Pharmaceutical pollution disrupts the behavior and predator-prey interactions of two widespread aquatic insects

Bose, Aneesh; McCallum, Erin; Avramović, Mladen; Bertram, Michael; Blom, Eva-Lotta; Cerveny, Daniel; Grønlund, Sara Nicoline; Leander, Johan; Lundberg, Petter; Martin, Jake; Michelangeli, Marcus; Persson, Lo; Brodin, Tomas

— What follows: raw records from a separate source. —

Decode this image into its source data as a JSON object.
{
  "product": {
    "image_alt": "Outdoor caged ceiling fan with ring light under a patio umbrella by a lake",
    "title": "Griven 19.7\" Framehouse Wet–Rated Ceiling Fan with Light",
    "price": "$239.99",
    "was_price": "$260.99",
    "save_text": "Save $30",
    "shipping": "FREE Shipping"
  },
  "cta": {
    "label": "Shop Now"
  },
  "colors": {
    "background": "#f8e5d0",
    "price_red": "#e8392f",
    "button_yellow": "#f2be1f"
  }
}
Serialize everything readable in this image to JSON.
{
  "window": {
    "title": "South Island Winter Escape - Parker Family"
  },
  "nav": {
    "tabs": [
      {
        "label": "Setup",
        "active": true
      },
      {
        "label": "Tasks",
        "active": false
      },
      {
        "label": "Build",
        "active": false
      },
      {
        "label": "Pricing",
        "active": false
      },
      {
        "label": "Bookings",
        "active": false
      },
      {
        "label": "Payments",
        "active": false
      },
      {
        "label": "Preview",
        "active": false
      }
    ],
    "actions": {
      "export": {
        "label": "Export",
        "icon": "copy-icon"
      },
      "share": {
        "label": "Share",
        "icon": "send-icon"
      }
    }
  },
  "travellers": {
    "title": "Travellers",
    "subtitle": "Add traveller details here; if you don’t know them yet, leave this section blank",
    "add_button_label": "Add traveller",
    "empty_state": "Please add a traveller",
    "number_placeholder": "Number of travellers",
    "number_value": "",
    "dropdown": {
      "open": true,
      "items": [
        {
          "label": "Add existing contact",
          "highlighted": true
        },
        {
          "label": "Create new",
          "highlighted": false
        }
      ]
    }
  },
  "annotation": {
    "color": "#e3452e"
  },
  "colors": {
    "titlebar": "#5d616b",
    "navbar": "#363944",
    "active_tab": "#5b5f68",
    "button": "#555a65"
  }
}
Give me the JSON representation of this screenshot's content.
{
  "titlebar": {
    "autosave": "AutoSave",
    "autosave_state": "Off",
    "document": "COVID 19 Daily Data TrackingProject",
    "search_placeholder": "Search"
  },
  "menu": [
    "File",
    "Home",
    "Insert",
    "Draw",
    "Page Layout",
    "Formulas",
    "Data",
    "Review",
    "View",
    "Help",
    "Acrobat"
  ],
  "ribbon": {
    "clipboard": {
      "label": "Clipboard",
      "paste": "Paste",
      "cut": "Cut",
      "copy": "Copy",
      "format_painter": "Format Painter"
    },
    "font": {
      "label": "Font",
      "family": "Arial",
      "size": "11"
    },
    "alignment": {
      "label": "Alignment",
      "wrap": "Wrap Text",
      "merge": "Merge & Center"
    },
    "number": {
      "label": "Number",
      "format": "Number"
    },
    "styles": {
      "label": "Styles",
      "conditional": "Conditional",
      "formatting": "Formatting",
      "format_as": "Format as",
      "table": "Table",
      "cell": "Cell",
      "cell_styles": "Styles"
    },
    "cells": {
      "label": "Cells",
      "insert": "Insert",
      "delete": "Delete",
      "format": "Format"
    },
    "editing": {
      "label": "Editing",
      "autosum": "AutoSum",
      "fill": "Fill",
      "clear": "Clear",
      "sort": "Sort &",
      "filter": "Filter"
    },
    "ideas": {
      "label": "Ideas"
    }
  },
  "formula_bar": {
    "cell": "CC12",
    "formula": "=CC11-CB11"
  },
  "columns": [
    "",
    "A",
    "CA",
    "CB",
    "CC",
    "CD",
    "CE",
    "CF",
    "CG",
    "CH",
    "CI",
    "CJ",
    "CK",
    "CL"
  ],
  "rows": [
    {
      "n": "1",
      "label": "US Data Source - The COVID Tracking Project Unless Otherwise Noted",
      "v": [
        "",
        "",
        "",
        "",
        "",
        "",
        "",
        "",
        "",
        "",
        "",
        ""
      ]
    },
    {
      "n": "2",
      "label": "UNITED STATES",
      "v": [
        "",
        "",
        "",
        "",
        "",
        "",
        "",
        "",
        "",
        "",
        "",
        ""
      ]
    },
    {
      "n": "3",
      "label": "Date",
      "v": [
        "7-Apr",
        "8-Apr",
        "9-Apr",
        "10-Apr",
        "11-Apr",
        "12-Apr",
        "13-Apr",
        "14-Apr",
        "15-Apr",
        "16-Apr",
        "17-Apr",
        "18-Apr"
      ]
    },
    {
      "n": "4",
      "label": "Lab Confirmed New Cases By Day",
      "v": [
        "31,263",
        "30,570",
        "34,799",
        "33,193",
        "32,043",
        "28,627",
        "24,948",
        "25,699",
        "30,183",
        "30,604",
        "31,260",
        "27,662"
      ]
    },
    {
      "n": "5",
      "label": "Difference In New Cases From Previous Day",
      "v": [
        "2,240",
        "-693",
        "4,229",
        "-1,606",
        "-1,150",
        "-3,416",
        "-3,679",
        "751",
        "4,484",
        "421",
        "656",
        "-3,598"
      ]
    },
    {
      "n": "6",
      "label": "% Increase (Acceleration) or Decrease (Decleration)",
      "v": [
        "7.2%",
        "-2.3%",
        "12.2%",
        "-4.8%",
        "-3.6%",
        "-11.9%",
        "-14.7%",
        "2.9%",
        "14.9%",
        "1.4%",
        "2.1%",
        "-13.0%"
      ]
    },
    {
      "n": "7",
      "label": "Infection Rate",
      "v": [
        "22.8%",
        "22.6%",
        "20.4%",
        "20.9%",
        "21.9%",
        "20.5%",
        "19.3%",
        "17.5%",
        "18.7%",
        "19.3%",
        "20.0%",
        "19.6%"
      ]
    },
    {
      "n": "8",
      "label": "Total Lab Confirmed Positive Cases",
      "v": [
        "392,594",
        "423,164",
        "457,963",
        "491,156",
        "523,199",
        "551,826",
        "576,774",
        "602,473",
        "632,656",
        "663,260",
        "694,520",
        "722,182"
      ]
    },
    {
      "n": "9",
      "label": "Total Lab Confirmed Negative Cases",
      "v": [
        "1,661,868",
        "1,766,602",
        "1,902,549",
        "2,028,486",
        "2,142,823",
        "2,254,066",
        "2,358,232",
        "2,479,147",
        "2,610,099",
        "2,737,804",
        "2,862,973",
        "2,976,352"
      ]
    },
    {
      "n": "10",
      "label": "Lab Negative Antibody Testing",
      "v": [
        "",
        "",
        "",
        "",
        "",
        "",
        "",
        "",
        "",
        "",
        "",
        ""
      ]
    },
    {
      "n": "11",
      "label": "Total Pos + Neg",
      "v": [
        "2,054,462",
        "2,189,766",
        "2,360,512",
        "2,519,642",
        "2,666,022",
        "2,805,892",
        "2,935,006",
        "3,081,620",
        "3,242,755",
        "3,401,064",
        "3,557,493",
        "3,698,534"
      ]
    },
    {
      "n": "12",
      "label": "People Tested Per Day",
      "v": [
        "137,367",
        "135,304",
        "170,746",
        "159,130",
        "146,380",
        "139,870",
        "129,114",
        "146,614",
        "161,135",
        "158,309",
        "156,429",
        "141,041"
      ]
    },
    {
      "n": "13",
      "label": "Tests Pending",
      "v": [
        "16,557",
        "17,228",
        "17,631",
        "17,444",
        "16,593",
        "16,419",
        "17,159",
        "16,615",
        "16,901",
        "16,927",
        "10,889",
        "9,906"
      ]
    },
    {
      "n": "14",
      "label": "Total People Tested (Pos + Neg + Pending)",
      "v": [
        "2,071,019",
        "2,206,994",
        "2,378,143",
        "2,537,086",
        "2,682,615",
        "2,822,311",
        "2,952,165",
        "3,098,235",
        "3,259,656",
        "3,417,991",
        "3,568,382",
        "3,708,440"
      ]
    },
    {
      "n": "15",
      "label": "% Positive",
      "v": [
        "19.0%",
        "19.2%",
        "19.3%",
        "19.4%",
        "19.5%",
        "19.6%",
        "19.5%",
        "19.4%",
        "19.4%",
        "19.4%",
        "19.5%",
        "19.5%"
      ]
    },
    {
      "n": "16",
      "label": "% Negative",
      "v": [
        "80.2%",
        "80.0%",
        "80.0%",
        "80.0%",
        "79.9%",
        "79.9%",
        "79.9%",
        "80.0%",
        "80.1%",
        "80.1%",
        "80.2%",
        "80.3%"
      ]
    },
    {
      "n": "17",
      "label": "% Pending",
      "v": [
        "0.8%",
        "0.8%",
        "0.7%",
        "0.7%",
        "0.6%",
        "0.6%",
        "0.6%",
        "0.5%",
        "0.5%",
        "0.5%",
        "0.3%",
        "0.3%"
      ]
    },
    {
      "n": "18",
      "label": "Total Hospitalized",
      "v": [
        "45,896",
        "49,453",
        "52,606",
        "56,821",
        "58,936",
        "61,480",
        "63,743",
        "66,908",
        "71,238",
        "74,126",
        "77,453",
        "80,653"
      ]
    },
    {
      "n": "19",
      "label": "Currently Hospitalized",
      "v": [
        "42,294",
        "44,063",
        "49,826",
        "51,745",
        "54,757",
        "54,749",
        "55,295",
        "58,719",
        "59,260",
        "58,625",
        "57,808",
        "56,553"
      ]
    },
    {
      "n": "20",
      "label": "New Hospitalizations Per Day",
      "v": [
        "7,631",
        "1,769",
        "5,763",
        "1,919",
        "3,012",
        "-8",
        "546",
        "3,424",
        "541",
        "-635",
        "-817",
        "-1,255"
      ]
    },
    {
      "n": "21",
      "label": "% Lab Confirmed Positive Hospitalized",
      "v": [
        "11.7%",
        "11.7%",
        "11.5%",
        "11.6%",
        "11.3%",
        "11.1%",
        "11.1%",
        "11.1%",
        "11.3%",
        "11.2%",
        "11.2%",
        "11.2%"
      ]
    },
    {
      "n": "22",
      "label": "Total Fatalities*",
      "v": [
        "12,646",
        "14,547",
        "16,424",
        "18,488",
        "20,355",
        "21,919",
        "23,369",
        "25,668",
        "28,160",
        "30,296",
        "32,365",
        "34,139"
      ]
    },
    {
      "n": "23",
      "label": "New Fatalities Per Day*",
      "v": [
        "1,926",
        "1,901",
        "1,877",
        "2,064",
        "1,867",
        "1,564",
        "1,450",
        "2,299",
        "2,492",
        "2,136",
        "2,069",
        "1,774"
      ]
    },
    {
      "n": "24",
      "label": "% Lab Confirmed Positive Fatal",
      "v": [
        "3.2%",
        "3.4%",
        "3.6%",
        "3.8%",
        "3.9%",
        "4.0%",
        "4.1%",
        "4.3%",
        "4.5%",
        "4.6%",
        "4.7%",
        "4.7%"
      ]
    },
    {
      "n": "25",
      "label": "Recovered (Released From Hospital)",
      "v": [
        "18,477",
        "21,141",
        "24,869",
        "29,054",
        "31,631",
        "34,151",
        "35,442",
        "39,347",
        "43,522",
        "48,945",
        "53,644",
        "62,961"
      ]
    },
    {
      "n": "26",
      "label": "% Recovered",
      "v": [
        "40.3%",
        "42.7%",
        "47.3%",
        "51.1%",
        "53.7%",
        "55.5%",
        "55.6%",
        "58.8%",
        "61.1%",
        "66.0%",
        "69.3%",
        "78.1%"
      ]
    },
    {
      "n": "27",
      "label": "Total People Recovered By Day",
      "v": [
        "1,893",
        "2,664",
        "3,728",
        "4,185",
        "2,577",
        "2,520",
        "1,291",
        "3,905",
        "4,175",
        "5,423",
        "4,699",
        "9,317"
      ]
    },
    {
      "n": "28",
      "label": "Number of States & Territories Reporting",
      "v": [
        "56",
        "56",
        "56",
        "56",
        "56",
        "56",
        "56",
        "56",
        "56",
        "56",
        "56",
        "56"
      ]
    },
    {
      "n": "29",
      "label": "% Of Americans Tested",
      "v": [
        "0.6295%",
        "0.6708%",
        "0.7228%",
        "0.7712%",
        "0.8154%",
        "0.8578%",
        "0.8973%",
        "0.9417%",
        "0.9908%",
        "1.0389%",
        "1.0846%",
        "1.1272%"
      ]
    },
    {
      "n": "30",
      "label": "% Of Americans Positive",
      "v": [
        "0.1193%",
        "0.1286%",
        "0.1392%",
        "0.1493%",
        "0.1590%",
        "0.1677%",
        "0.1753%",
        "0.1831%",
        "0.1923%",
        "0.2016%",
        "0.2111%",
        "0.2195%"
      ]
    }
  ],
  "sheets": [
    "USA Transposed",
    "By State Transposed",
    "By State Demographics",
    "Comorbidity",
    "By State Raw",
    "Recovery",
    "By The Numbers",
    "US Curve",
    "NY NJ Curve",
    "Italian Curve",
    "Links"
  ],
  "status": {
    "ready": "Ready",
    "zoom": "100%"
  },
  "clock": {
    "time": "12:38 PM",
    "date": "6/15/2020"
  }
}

Pharmaceutical pollution represents a rapidly growing threat to ecosystems worldwide. Drugs are now commonly detected in the tissues of wildlife and have the potential to alter the natural expression of behavior, though relatively little is known about how pharmaceuticals impact predator-prey interactions. We conducted parallel laboratory experiments using larval odonates (dragonfly and damselfly nymphs) to investigate the effects of exposure to two pharmaceuticals, cetirizine and citalopram, and their mixture on the outcomes of predator-prey interactions. We found that exposure to both compounds elevated dragonfly activity and impacted their predation success and efficiency in complex ways. While exposure to citalopram reduced predation efficiency, exposure to cetirizine showed varied effects, with predation success being enhanced in some contexts but impaired in others. Our findings underscore the importance of evaluating pharmaceutical effects under multiple contexts and indicate that these compounds can affect predator-prey outcomes at sublethal concentrations.


Natural sciences; Earth sciences; Environmental science; Environmental chemistry; Ecology

Published in

2022, Volume: 25, number: 12, article number: 105672